My son, who is nine, is reading Farmer Boy by Laura Ingalls Wilder. Set on a family farm during the mid-1800s in far northern New York State, the story chronicles Almanzo Wilder’s ninth year. It was a busy life. Here’s a somewhat wry description of the plot from Wikipedia: “It describes in detail the endless chores involved in running the Wilder family farm. Young as he is, Almanzo rises before 5 a.m. every day to milk several cows and feed stock. In the growing season, he plants and tends crops; in winter, he hauls logs, helps fill the ice house, trains a team of young oxen, and sometimes—when his father can spare him—goes to school.” Certainly my son’s life is nothing like this.
As you’re likely aware, the Hudson Valley is enjoying an agricultural renaissance. After years of decline in family-run farms and the national mania toward consolidation of production into “agribusiness”—just at the point where the old ways were being lost to memory—farming became hip.

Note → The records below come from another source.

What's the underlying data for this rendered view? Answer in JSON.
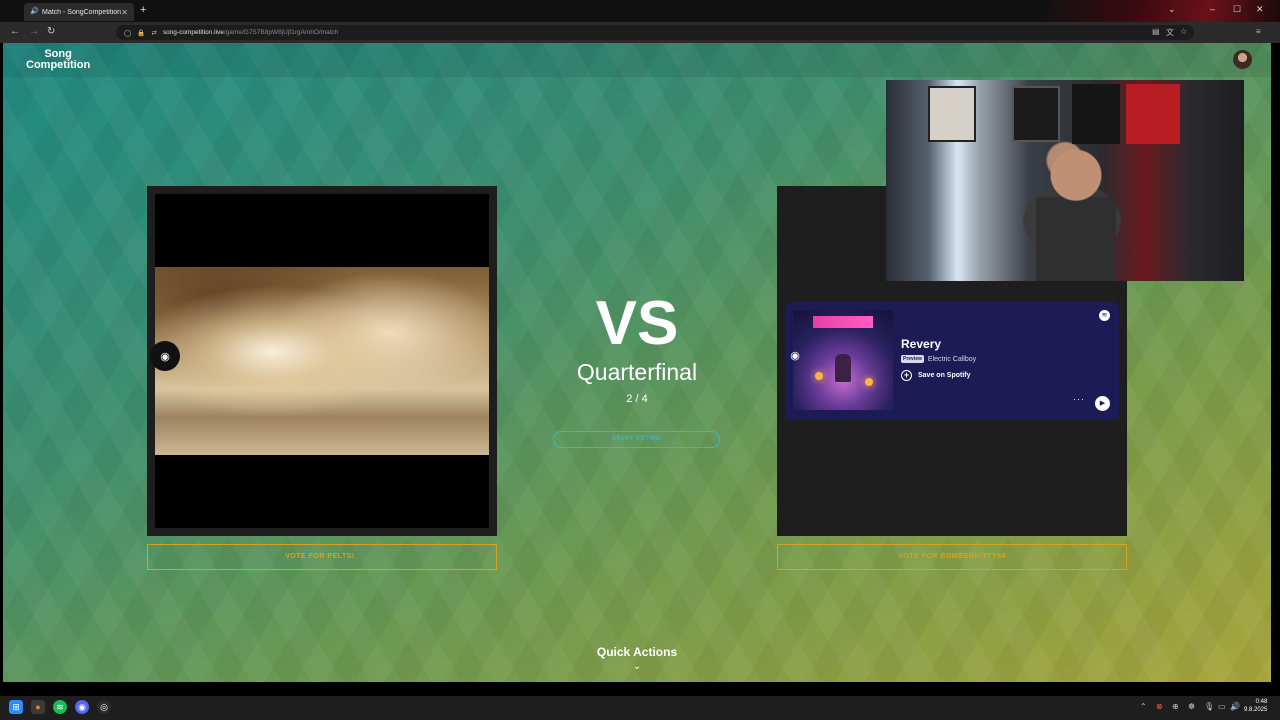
{
  "browser": {
    "tab_title": "Match - SongCompetition",
    "tab_icon": "speaker-icon",
    "new_tab": "+",
    "url_host": "song-competition.live",
    "url_path": "/game/G7S7B8pW8jUjf1rgAmhO/match"
  },
  "site": {
    "logo_line1": "Song",
    "logo_line2": "Competition"
  },
  "match": {
    "vs": "VS",
    "round": "Quarterfinal",
    "progress": "2 / 4",
    "start_voting": "START VOTING",
    "vote_left": "VOTE FOR PELTSI_",
    "vote_right": "VOTE FOR BOMBERKITTY84"
  },
  "spotify": {
    "title": "Revery",
    "badge": "Preview",
    "artist": "Electric Callboy",
    "save": "Save on Spotify",
    "more": "···"
  },
  "quick_actions": {
    "label": "Quick Actions",
    "chevron": "⌄"
  },
  "taskbar": {
    "time": "0:48",
    "date": "9.8.2025"
  },
  "colors": {
    "vote_accent": "#d9a21e",
    "start_accent": "#3fb7c9",
    "spotify_bg": "#1c1b55"
  }
}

Our area has rich soil and a good seasonal climate. According to Pattern for Progress, the Hudson Valley boasts over 5,000 farms that generate more than $500 million in revenue each year. That’s great, but we all know farmers don’t have it easy. What could improve the success of Hudson Valley farms?
According to a recent study by the Local Economies Project, lack of infrastructure for processing vegetables, meat, and dairy is a major obstacle to successful small- and medium-scale farming. According to the report, “Much of the aggregation, distribution, and processing infrastructure that historically served small- and medium-sized farms was lost as the national food system transitioned toward larger scale, centralized operations.”

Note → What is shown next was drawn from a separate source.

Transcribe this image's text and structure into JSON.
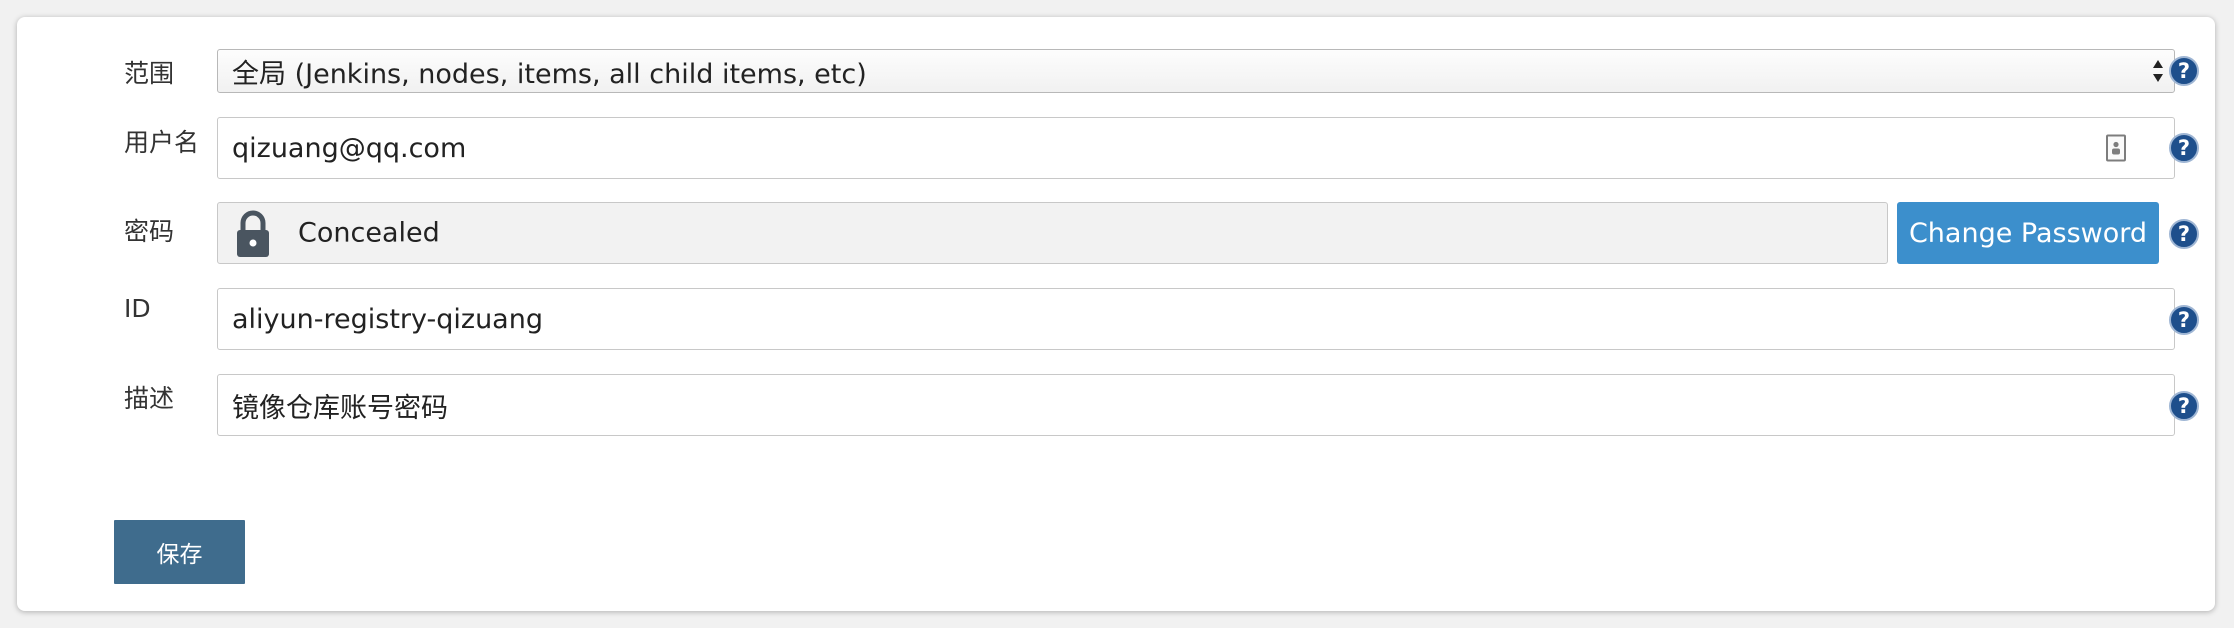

Yet without benefactors there would be no renaissance. There are quite a few organizations that have an interest in supporting the natural movement toward farm-life and agricultural renewal in our valley. Players include the Local Economies Project, Glynwood, the Northeast Organic Farming Association, Cornell Cooperative Extension, and Farm Credit, just to name a few. There are organizations on every scale working to strengthen the resiliency and scope of local farming efforts.
The activities, yield, and environmental effects of local farms add so much to the character of this area—what would we be without our views and open spaces, apple picking, CSAs and farm markets, and the dinners in the fields? In this issue we bring you two stories relating to food production and farms.
As Peter Barrett alludes to in his story on page 14, this area used to function as a larder to New York City. Just twenty years ago, while seasonal produce was being grown in the Hudson Valley, it was difficult to obtain here, except for at a few farm stands. Much of it was sold at the greenmarkets of Manhattan and to city restaurants. Subsequently, farmers’ markets blossomed throughout the Hudson Valley, and now our region is peppered with many small markets on every day of the week throughout the growing season, and there are a handful of winter markets as well. Most grocers attempt to sell some local produce, and as Barrett shows us, there are now many ways local food is finding its way to restaurant plates.
Meanwhile, Matthew Benson’s family has made a go of farming in a style that’s distinctively 21st century. With his photographer’s eye and practical hands he developed a pocket of land in the center of Newburgh into a bucolic idyll and thriving community farm. You can see his photos of Stonegate Farm and enjoy his unique approach to the farming conundrum on page 20.
Certainly our lives have changed drastically since the time Almanzo Wilder and his father were flaying wheat on the barn floor for entertainment during tedious snowstorms. The return to small scale farming in our valley brings an exciting opportunity to make the most of new technologies and revive some old ways. The fruit of the effort? Better food in the Hudson Valley, a working landscape, and hopefully, a thriving portion of our economy. I think it also bears mentioning that, as Almanzo’s father would tell you, there is something noble in a step toward self-reliance.